Stored data entries
● ● ●

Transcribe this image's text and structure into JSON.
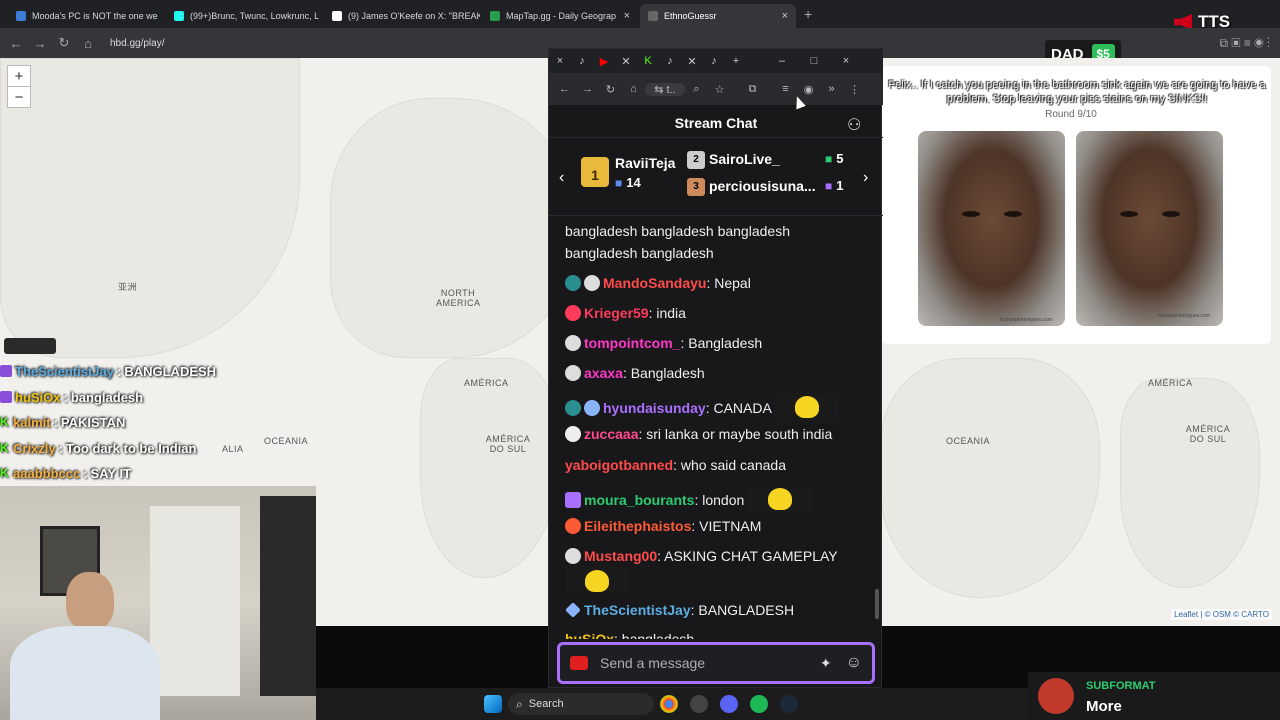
{
  "browser": {
    "tabs": [
      {
        "title": "Mooda's PC is NOT the one we",
        "color": "#3a7bd5"
      },
      {
        "title": "(99+)Brunc, Twunc, Lowkrunc, L",
        "color": "#25f4ee"
      },
      {
        "title": "(9) James O'Keefe on X: \"BREAK",
        "color": "#ffffff"
      },
      {
        "title": "MapTap.gg - Daily Geograp",
        "color": "#2a9d4a"
      },
      {
        "title": "EthnoGuessr",
        "color": "#666666"
      }
    ],
    "url": "hbd.gg/play/"
  },
  "overlay": {
    "tts": "TTS",
    "dad_label": "DAD",
    "dad_amount": "$5"
  },
  "map": {
    "zoom_in": "+",
    "zoom_out": "−",
    "labels": {
      "asia": "亚洲",
      "north_america": "NORTH AMERICA",
      "america_mid": "AMÉRICA",
      "do_sul": "AMÉRICA DO SUL",
      "oceania_left": "OCEANIA",
      "africa_left": "ALIA",
      "america_right": "AMÉRICA",
      "do_sul_right": "AMÉRICA DO SUL",
      "oceania_right": "OCEANIA"
    },
    "attribution": "Leaflet | © OSM © CARTO"
  },
  "stream_overlay_chat": [
    {
      "user": "TheScientistJay",
      "text": "BANGLADESH",
      "color": "#5dade2",
      "platform": "twitch"
    },
    {
      "user": "huSiOx",
      "text": "bangladesh",
      "color": "#f1c40f",
      "platform": "twitch"
    },
    {
      "user": "kalmit",
      "text": "PAKISTAN",
      "color": "#f5b041",
      "platform": "kick"
    },
    {
      "user": "Crixzly",
      "text": "Too dark to be Indian",
      "color": "#f5b041",
      "platform": "kick"
    },
    {
      "user": "aaabbbccc",
      "text": "SAY IT",
      "color": "#f5b041",
      "platform": "kick"
    }
  ],
  "game": {
    "message": "Felix.. If I catch you peeing in the bathroom sink again we are going to have a problem. Stop leaving your piss stains on my SINKS!!",
    "subtitle": "peeing in the bathroom sink",
    "round": "Round 9/10",
    "portrait_left_credit": "humanphenotypes.com",
    "portrait_right_credit": "humanphenotypes.com"
  },
  "chat_window": {
    "title": "Stream Chat",
    "gifters": [
      {
        "name": "RaviiTeja",
        "rank": "1",
        "count": "14"
      },
      {
        "name": "SairoLive_",
        "rank": "2",
        "count": "5"
      },
      {
        "name": "perciousisuna...",
        "rank": "3",
        "count": "1"
      }
    ],
    "messages": [
      {
        "user": "",
        "text": "bangladesh bangladesh bangladesh",
        "color": "#efeff1"
      },
      {
        "user": "",
        "text": "bangladesh bangladesh",
        "color": "#efeff1"
      },
      {
        "user": "MandoSandayu",
        "text": ": Nepal",
        "color": "#ff4b4b"
      },
      {
        "user": "Krieger59",
        "text": ": india",
        "color": "#ff3b5c"
      },
      {
        "user": "tompointcom_",
        "text": ": Bangladesh",
        "color": "#ff38c7"
      },
      {
        "user": "axaxa",
        "text": ": Bangladesh",
        "color": "#ff38c7"
      },
      {
        "user": "hyundaisunday",
        "text": ": CANADA",
        "color": "#a970ff"
      },
      {
        "user": "zuccaaa",
        "text": ": sri lanka or maybe south india",
        "color": "#ff4b8b"
      },
      {
        "user": "yaboigotbanned",
        "text": ": who said canada",
        "color": "#ff4b4b"
      },
      {
        "user": "moura_bourants",
        "text": ": london",
        "color": "#2ecc71"
      },
      {
        "user": "Eileithephaistos",
        "text": ": VIETNAM",
        "color": "#ff5a36"
      },
      {
        "user": "Mustang00",
        "text": ": ASKING CHAT GAMEPLAY",
        "color": "#ff4b4b"
      },
      {
        "user": "TheScientistJay",
        "text": ": BANGLADESH",
        "color": "#5dade2"
      },
      {
        "user": "huSiOx",
        "text": ": bangladesh",
        "color": "#f1c40f"
      }
    ],
    "input_placeholder": "Send a message"
  },
  "taskbar": {
    "search": "Search"
  },
  "subformat": {
    "name": "SUBFORMAT",
    "more": "More"
  }
}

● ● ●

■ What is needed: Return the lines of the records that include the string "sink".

■ Output of the task:
    "message": "Felix.. If I catch you peeing in the bathroom sink again we are going to have a problem. Stop leaving your piss stains on my SINKS!!",
    "subtitle": "peeing in the bathroom sink",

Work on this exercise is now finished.